By: Hope Reynolds, SPT

You have probably heard the saying “put yourself in their shoes”. When thinking about this in terms of PT patients (or future patients), it’s a reminder for a PT to practice empathy, imagining what they might feel or how they might act if they were in their patient’s situation. I might have taken this saying a little too seriously during the last year and a half.

On September 14th , 2020, I was diagnosed with a grade 3 stage 3B metastatic invasive ductal carcinoma, or in normal people terms, breast cancer that had already spread to one axillary lymph node. I was a 21-year-old collegiate athlete with no history of breast cancer in my family. Additionally, after my diagnosis, I had genetic testing done and everything came back normal.

My tumor was ER/PR+ and HER2- and, as a result, following a port placement surgery, fertility treatments (courtesy of my dad who gave me two to three shots a day for two weeks straight), and an egg retrieval surgery, my doctors chose to start my treatment with dose-dense ACT chemotherapy. After completing eight rounds of chemotherapy spanning from October 2020 through January 2021, I elected to have a double mastectomy with expander placement on February 12 th , 2021. To top it all off, I received 25 doses of radiation, 5 days a week for 5 weeks straight, beginning in March and ending on April 13 th , 2021. Immediately upon completing treatments, I started on my maintenance plan which includes taking anastrozole every day and receiving a shot of Lupron every 3 months until April 2031 to prevent recurrence. Since completing treatment, I’ve had two more surgeries, one to switch my expanders to implants, and one to take my port out, amounting to five surgeries in a little over a year. Additionally, I am just about to complete five months’ worth of physical therapy for right shoulder weakness and pain due to adverse effects of radiation.

So why am I sharing my story with you all?

If you read back over everything I mentioned above, you will see that it is pretty much just facts that any healthcare provider with access to my medical chart could see. But what is mentioned above is not my full story, not even close. It does not tell you that I received my diagnosis through a phone call while I was in Michigan and my parents were in Pennsylvania, or that I missed the first two calls from the nurse because I was in the middle of a PT interview day. It does not tell you the disbelief and shock I felt when I was first diagnosed, or the immense support I have received from family, friends, teammates, and even strangers since then.

It does not tell you that I had bruises going up and down both arms due to the number of blood draws, or that my dad ran out of places to put the needles into my stomach for the fertility treatments. It does describe the pain I felt after each surgery, or the side effects of chemotherapy and radiation. It does not tell you that I completed my senior year of undergrad during my treatment, states away from my best friend, or that I swam in my last ever collegiate swim meet three weeks after my double mastectomy.
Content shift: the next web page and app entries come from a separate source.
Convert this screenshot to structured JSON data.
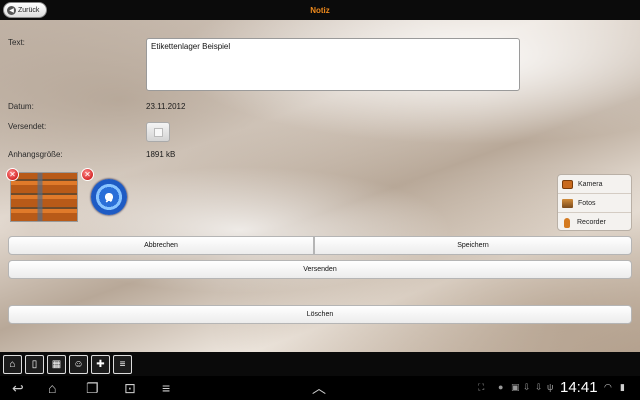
{
  "header": {
    "title": "Notiz",
    "back_label": "Zurück"
  },
  "form": {
    "text_label": "Text:",
    "text_value": "Etikettenlager Beispiel",
    "date_label": "Datum:",
    "date_value": "23.11.2012",
    "sent_label": "Versendet:",
    "sent_checked": false,
    "size_label": "Anhangsgröße:",
    "size_value": "1891 kB"
  },
  "media": {
    "camera": "Kamera",
    "photos": "Fotos",
    "recorder": "Recorder"
  },
  "buttons": {
    "cancel": "Abbrechen",
    "save": "Speichern",
    "send": "Versenden",
    "delete": "Löschen"
  },
  "system": {
    "clock": "14:41"
  },
  "icons": {
    "back": "arrow-left-icon",
    "delete_attachment": "red-x-icon",
    "audio_attachment": "music-disc-icon",
    "camera": "camera-icon",
    "photos": "photo-folder-icon",
    "recorder": "microphone-icon"
  },
  "colors": {
    "title": "#f08a1c",
    "bars": "#0b0b0b",
    "delete_badge": "#c40000"
  }
}
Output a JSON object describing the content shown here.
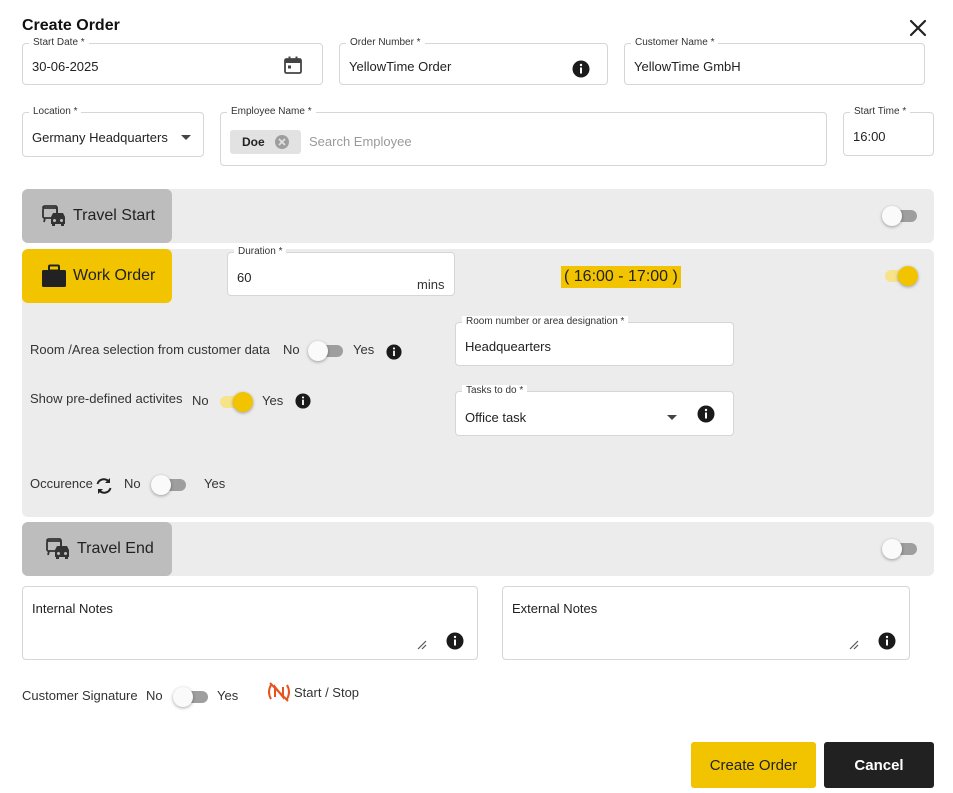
{
  "dialog": {
    "title": "Create Order"
  },
  "fields": {
    "start_date": {
      "label": "Start Date *",
      "value": "30-06-2025"
    },
    "order_number": {
      "label": "Order Number *",
      "value": "YellowTime Order"
    },
    "customer_name": {
      "label": "Customer Name *",
      "value": "YellowTime GmbH"
    },
    "location": {
      "label": "Location *",
      "value": "Germany Headquarters"
    },
    "employee": {
      "label": "Employee Name *",
      "chip": "Doe",
      "placeholder": "Search Employee"
    },
    "start_time": {
      "label": "Start Time *",
      "value": "16:00"
    }
  },
  "travel_start": {
    "label": "Travel Start",
    "enabled": false
  },
  "work_order": {
    "label": "Work Order",
    "enabled": true,
    "duration": {
      "label": "Duration *",
      "value": "60",
      "unit": "mins"
    },
    "time_range": "( 16:00 - 17:00 )",
    "room_selection": {
      "label": "Room /Area selection from customer data",
      "no": "No",
      "yes": "Yes",
      "enabled": false
    },
    "room_field": {
      "label": "Room number or area designation *",
      "value": "Headquearters"
    },
    "predefined": {
      "label": "Show pre-defined activites",
      "no": "No",
      "yes": "Yes",
      "enabled": true
    },
    "tasks": {
      "label": "Tasks to do *",
      "value": "Office task"
    },
    "occurrence": {
      "label": "Occurence",
      "no": "No",
      "yes": "Yes",
      "enabled": false
    }
  },
  "travel_end": {
    "label": "Travel End",
    "enabled": false
  },
  "notes": {
    "internal_label": "Internal Notes",
    "external_label": "External Notes"
  },
  "signature": {
    "label": "Customer Signature",
    "no": "No",
    "yes": "Yes",
    "enabled": false,
    "start_stop": "Start / Stop"
  },
  "actions": {
    "create": "Create Order",
    "cancel": "Cancel"
  },
  "colors": {
    "accent": "#f2c400",
    "dark": "#212121",
    "panel": "#ececec",
    "section_inactive": "#bdbdbd",
    "nfc_icon": "#e8521e"
  },
  "icons": [
    "close-icon",
    "calendar-icon",
    "info-icon",
    "chevron-down-icon",
    "chip-remove-icon",
    "travel-icon",
    "briefcase-icon",
    "sync-icon",
    "resize-icon",
    "nfc-off-icon"
  ]
}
It does not tell you the fear, confusion, anger, exhaustion, shock, sadness, anxiety, joy, gratefulness, love, and so much more that I have felt throughout the last year and a half and continue to feel to this day as I navigate life after cancer.

I have learned over the past year and a half that a patient’s medical chart does not even come close to showing us as healthcare providers what an oncology patient, or any patient, is truly going through. Therefore, as a PT, it is essential to practice empathy, putting oneself in the patient’s shoes, in an attempt to gain a better understanding of what that patient might be feeling.

But I have also learned it is important to accept that empathy has limits. No matter how hard one tries, it is impossible to know exactly what another person is going through. No one will ever know exactly what I went through last year just as I will never know exactly what another cancer patient is going through. This realization is what I use to motivate me as a physical therapy student. I have wanted to be a PT since early in high school because I want to help others get back to doing what they love just as my PTs have done for me in the past and present. However, it was just recently that I decided I wanted to become an oncologic PT. I want to use what I have learned throughout my cancer journey to help those who are facing their own unique cancer story, without pretending that I know exactly what they are going through.